• Burundi booted out the experts as the country prepares to go to the polls on Wednesday to choose a new president, parliamentarians and local officials.
• The landlocked African country of some 11 million has officially registered 27 cases of Covid-19 and one death, according to the latest WHO figures.
UN investigators said Thursday they deeply regretted Burundi’s expulsion of World Health Organization experts who were supporting the country’s response to the coronavirus pandemic.
Burundi booted out the experts as the country prepares to go to the polls on Wednesday to choose a new president, parliamentarians and local officials.
The UN Commission of Inquiry on Burundi said in a statement that it “deeply regretted the recent decision by the government to declare persona non grata the country representative of WHO and three of its experts”.
The investigators, tasked by the United Nations Human Rights Council with probing alleged violations and abuses in the country since 2015, also voiced their concerns about the authorities’ decision not to apply WHO recommendations on physical distancing “to prevent the spread of the coronavirus during the electoral campaign.”
Burundi’s foreign ministry, in a letter to the WHO’s Africa headquarters and seen by AFP on Wednesday, said the UN agency’s representative in Burundi and his three colleagues “are declared persona non grata and as such, must leave the territory of Burundi” by Friday.
A Burundian official told AFP on condition of anonymity: “They are expelled and the health minister has totally excluded WHO, accusing it of unacceptable interference in its management of the coronavirus.”

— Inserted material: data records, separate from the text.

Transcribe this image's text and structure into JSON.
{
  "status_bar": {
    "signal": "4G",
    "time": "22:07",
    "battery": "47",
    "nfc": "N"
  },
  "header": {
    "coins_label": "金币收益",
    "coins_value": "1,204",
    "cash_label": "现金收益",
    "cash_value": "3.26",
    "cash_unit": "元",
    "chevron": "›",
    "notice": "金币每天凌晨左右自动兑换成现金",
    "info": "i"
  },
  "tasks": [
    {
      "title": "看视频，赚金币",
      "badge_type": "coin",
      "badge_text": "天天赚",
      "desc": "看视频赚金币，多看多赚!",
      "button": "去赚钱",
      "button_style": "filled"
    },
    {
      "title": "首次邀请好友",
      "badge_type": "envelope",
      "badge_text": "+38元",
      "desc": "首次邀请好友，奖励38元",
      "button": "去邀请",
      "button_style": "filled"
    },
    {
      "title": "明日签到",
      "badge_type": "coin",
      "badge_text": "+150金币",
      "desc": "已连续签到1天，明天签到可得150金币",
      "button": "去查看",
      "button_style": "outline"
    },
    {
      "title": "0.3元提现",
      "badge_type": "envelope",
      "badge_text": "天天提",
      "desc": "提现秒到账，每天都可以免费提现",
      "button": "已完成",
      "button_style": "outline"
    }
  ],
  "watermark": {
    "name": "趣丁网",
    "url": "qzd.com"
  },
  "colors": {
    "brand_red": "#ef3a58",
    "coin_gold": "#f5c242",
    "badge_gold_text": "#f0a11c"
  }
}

The landlocked African country of some 11 million has officially registered 27 cases of Covid-19 and one death, according to the latest WHO figures.
The UN commission said it was “alarmed by the numerous acts of violence and human rights violations during the electoral campaign” and urged all sides to step up efforts to find a peaceful resolution of election-related tensions.
The body voiced its concern over an electoral process “marred by violent clashes between members of the contending political parties and numerous arrests of political opponents, while persons close to the ruling party continue to enjoy near total impunity for their abuses.”
The commission said it was worried that the conduct of the elections could trigger a “new and deeper cycle of political violence” once the results are announced on June 4.
The three-person UN commission was established in 2016 and is charged with identifying alleged perpetrators of human rights violations and abuses in Burundi with a view to ensuring full accountability.
The country has been in crisis since 2015, when President Pierre Nkurunziza ran for a third term and was re-elected in a vote boycotted by most of the opposition.
At least 1,200 people were killed and more than 400,000 displaced in violence between April 2015 and May 2017 that the UN says was mostly carried out by state security forces.
But in a surprise development, Nkurunziza announced in 2018 that he would not stand for election in 2020, confounding critics who accused him of working to extend his grip on power.